We must remember that every blessing we experience is a gift from God. (James 1:17) We need to realize that we have been bought with the great price of Christ’s life. We should honor and obey God out of gratitude, rather than honor ourselves by doing whatever we want. (1 Cor. 6:20)

Don’t take for granted the blessings of God and your need to gratefully obey His directions. Don’t live your life in such a way that someone might someday look at your life and say, “What a waste!”

1 Kings 11 – A Little Disobedience

There’s no such thing as a little disobedience.
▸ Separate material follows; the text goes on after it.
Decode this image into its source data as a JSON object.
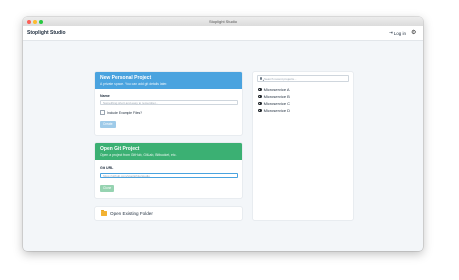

It’s not unusual to find news stories of well-known and successful investors being arrested for illegally cheating their clients out of millions of dollars. Thousands of people have lost their retirement and life savings due to illegal investment schemes by unscrupulous investors.

These investors were successful without their illegal schemes. Even in a down-turned economy, they fared better than most. Yet their desire for even more led to their downfall.

This was the case with Solomon in 1 Kings chapter 11. Solomon had wealth, wisdom, power, and luxury. He was famous and respected throughout the known world. But he wanted even more.

Solomon had a weakness for women. And though he could have had all the Israelite women he wanted for his wives, Solomon wanted foreign women. He wanted women who believed in, and followed after, other gods. God had specifically and clearly told Solomon that such women were “out of bounds.” But Solomon, though he had everything, wanted more and willfully disobeyed God’s instructions. (1 Kings 11:2, 9-10)

This started Solomon and the whole nation of Israel on a downward slide.

It’s so easy for our lives to be like Solomon’s. God has given us so much, yet we still want more. We clearly understand how God wants us to live, yet we willfully do what we want to…often with similar results to Solomon’s.

We consider an act of disobedience such a small thing, then we suffer big consequences. And we find ourselves saying, “I don’t know what happened. Things were going so well!”

God has given us Solomon’s story to warn and teach us. The God who blesses us so richly calls us to follow Him completely. (1 Kings 11:6) There’s no such thing as a little disobedience!

2 Samuel 12 – God’s Rules of the Road

To get from point A to point B often requires several steps…and at times, a little help. But, if you will receive the help and take the steps, it’s amazing how far you can get.

In 2 Samuel chapter 12, David moves from hypocritical sinner to conquering king. But it was a hard trip, requiring some help and several steps.

David needed someone to clearly point out that he was not only moving in the wrong direction but that it was a dangerous direction.

Then, David was able to humbly admit his sin and accept the correction given to him. At this point, David turned and started moving toward God…first in shame and regret, and then in petition for help. And even when God would not make the trip any easier, David worshiped God and acknowledged God’s sovereignty. And finally, David turned his attention to the here and now; comforting those whom his actions hurt and getting back to the work he had neglected. (2 Samuel 11:1)

God’s response was to bless David’s family with a son and to bless his work with a victory.

If we’re to get from where we are to where God wants us to be, we need to mind God’s rules of the road. God’s rules of the road are accountability, confession, repentance, prayer, submission, obedience, and worship. These help us to progress on the trip God desires for us, and they lead us to those rest areas where God can bless us, our families, and our work.

So mind God’s rules of the road, and you will move from where you are to where God wants you to be.